Suraksha Ka Plan: Keeping girls safe in the time of COVID-19
On March 11, 2020, the WHO declared that the COVID-19 outbreak is a pandemic and on April 10, 2020, the UN Secretary-General in a statement urged countries to, “Put women and girls at centre of COVID-19 recovery. Gender equality and women’s rights are essential to getting through this pandemic together, to recovering faster, and to building a better future for everyone.” This statement is extremely significant because emergencies such as the COVID-19 outbreak affects women and men differently. Gender norms and pre-existing inequalities, such as in a country like ours, disproportionately impact girls and young women in emergencies, including health emergencies. Gender, together with other factors including age, sexual orientation and gender identity, ethnicity, disability, education, employment, and geographical location may intersect to further compound individual experiences in emergencies. Some of these challenges for girls and young women are:
- Girls and young women may have limited access to accurate, official information and public service announcements, due to limited access to public spaces, and group gatherings (e.g. through safe spaces) and outreach activities. This can contribute to increased risk of infection, as well as increased stress and protection risks.
- In most locations, norms dictate that women and girls are the main caretakers of the household. This can mean giving up work to care for children out of school and/or sick household members, impacting their levels of income and heightening exposure to the virus.
- During the COVID-19 outbreak, strategies such as ‘shelter-in-place’ and other movement restrictions, combined with fear, tension and stress, may place women and girls at heightened risk as they are confined with their abusers.
- School closures, social distancing and containment strategies will impact girls and boys differently, especially adolescent girls, who due to gender roles may be expected to take on care duties, limiting their access to remote learning programmes. As such, the provision of remote learning must be designed to meet the needs of all children and youth and consider and overcome the digital gender divide.
- Measures to limit the spread of COVID-19, including movement restrictions and border closures limit access to healthcare, nutrition and sanitation facilities. For instance, low rationing of household resources means that girls will get to eat last or least. Even access to supplementary nutrition at anganwadi centres and mid-day meals in schools is stalled. This is particularly concerning, especially for girls, who depend on these as their primary meal.
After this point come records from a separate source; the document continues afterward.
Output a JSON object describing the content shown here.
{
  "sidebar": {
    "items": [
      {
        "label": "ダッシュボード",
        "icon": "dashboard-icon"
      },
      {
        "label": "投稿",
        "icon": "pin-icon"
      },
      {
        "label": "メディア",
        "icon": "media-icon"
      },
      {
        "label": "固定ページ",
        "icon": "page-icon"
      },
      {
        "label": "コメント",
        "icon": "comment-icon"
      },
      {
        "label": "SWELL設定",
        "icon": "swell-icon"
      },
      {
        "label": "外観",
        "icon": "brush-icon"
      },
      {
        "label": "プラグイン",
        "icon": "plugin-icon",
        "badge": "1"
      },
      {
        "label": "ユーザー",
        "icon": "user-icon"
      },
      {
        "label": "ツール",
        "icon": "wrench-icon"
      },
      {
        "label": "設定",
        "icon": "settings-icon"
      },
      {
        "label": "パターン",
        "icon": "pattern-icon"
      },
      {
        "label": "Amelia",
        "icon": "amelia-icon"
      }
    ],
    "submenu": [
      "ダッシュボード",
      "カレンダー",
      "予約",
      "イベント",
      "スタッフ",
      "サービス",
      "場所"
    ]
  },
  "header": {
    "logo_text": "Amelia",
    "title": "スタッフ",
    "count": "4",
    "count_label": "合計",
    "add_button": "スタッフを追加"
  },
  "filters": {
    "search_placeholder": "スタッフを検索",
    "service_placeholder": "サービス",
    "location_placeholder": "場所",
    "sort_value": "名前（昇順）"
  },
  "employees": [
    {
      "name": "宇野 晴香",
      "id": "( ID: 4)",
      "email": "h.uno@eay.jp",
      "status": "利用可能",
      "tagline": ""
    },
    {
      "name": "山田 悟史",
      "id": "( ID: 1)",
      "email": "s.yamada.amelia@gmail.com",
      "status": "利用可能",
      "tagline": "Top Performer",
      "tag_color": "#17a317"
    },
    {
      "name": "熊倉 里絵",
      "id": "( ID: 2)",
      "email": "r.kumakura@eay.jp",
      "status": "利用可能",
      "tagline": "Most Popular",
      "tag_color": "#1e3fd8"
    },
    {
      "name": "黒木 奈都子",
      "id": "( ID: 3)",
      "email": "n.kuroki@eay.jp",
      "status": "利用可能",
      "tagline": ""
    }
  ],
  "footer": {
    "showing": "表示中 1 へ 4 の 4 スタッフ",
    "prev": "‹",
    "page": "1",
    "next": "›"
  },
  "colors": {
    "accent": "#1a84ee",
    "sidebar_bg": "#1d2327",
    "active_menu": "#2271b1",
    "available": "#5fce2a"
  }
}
Moreover, emergencies tend to impact access to sanitation and hygiene related products such as sanitary napkins and soaps as well as services such as health checkups and counselling.